Publication: Bolivia : Policies for Increasing Firms’ Formality and Productivity
The study provides policy recommendations to increase the productivity of micro and small firms in Bolivia and to provide incentives for firms to formalize based on a fresh understanding of firms behavior regarding formality, productivity, and profitability. The study draws upon a new qualitative analysis based on focus group interviews and a new quantitative survey of 640 firms in six industries. The survey enables to control for a rich set of measures of owner ability and business motivations that can affect both profits and the decision to formalize. The findings show that tax registration leads to significantly higher profits for the mid-size firms in the sample, but to lower profits for both the smaller and larger firms, in contrast to the standard view that formality increases profits. The qualitative analysis based on focus groups reveals that access to capital seems to be the main constraint to productivity for all micro and small firms. However, the survey indicates that while registering at the municipal level improves firms' access to finance, getting a tax number does not. In the short term, policy recommendations should focus on increasing the benefits of formalization through training, access to credit and markets, and other forms of business support. The second priority in the short term is to increase information on how to formalize and its benefits. Measures to boost the productivity of micro and small firms in general will both help overall economic growth, employment, and, indirectly, formalization.
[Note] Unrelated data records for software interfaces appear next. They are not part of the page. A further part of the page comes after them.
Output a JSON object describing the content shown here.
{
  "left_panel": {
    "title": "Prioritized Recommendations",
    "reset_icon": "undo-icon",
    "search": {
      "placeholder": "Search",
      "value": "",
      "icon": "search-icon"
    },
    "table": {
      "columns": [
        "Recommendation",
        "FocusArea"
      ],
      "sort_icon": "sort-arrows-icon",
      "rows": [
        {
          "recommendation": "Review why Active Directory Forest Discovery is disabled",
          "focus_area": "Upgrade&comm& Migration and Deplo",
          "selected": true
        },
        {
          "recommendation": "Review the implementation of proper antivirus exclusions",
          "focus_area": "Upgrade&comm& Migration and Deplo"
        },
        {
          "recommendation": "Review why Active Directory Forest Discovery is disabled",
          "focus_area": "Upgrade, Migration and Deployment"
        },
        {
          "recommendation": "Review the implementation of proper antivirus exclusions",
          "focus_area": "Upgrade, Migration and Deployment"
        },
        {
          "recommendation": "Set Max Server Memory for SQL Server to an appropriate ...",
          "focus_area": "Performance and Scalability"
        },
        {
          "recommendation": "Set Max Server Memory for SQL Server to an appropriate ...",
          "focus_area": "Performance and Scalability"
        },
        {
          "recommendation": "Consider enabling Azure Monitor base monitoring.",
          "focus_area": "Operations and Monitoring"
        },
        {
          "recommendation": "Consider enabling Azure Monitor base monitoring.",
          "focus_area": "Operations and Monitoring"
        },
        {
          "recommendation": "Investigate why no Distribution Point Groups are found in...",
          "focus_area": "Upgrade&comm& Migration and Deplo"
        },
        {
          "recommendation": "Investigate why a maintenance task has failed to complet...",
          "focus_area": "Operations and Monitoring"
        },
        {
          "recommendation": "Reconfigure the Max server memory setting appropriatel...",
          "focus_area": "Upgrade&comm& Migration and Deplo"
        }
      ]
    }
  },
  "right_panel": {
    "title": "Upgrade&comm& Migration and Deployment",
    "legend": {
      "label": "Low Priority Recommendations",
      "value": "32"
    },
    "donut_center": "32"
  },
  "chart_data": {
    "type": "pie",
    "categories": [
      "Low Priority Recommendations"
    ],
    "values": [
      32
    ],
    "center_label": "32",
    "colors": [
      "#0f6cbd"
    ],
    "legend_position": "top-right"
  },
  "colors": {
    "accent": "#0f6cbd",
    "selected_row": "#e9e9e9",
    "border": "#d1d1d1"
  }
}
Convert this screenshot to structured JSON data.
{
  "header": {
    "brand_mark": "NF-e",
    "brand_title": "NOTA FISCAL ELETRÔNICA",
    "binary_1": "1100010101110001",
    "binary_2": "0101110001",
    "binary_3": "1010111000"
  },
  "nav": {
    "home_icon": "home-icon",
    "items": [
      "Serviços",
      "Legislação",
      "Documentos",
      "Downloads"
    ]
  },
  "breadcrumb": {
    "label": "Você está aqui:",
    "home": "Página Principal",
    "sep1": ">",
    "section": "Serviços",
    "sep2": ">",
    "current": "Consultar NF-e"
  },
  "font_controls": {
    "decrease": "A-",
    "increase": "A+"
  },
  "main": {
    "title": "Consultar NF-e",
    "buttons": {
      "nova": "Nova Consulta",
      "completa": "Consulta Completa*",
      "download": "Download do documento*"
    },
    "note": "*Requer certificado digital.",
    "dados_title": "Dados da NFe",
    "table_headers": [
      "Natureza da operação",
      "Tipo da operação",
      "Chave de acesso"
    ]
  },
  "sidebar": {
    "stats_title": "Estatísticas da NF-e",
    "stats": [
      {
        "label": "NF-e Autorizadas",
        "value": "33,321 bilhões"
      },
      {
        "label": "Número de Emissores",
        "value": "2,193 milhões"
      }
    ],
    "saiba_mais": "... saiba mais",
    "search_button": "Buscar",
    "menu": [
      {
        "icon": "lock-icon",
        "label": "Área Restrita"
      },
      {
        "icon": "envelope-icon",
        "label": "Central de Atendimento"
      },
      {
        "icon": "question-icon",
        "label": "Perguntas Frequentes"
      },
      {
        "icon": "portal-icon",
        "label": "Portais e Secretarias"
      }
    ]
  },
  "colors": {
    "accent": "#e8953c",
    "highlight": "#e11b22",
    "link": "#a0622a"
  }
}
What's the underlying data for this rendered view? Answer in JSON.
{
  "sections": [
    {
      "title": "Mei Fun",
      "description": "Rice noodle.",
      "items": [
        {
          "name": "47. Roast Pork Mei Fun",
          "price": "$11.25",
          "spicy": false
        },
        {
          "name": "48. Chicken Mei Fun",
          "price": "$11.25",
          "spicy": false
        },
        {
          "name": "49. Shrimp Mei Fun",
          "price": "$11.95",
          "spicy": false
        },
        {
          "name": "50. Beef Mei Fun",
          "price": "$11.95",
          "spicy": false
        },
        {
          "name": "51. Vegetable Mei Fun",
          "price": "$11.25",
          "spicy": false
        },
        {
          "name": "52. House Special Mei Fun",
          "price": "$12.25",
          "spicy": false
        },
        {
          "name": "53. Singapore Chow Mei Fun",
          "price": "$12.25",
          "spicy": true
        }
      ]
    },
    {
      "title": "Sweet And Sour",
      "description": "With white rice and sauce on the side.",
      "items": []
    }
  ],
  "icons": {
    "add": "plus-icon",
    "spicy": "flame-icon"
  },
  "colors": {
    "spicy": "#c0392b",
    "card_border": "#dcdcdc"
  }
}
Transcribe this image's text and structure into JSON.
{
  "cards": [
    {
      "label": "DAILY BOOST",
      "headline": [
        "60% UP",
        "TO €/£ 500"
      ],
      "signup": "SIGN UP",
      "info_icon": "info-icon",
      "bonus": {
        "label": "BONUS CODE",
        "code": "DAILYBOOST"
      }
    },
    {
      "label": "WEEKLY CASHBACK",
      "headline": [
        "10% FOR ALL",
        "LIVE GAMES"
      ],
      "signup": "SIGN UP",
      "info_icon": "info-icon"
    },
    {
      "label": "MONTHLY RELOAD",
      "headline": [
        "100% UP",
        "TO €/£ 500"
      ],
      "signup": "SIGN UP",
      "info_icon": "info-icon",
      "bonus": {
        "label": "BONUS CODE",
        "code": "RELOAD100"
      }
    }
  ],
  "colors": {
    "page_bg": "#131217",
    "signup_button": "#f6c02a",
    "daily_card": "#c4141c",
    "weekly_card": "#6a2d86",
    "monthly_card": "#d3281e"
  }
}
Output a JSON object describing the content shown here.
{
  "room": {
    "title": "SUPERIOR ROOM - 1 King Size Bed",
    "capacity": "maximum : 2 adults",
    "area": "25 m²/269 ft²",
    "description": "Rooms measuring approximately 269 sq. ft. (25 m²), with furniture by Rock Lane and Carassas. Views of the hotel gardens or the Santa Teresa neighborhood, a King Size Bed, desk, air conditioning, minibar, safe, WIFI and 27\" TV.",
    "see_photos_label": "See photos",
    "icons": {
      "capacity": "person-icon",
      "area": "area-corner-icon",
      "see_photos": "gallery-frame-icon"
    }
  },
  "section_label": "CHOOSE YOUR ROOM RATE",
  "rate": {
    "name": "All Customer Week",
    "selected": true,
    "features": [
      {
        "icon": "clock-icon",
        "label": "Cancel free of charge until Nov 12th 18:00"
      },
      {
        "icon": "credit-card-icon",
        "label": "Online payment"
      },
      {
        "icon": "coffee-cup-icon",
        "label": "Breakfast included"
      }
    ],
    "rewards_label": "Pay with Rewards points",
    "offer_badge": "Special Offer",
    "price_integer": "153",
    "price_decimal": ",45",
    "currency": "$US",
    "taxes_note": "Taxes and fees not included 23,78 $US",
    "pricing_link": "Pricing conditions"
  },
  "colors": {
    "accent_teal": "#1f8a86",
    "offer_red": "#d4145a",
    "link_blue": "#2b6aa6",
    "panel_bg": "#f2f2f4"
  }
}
“World Bank. 2008. Bolivia : Policies for Increasing Firms’ Formality and Productivity. © Washington, DC. http://openknowledge.worldbank.org/entities/publication/e81a3979-a8e6-525a-a951-7efb15386240 License: CC BY 3.0 IGO.”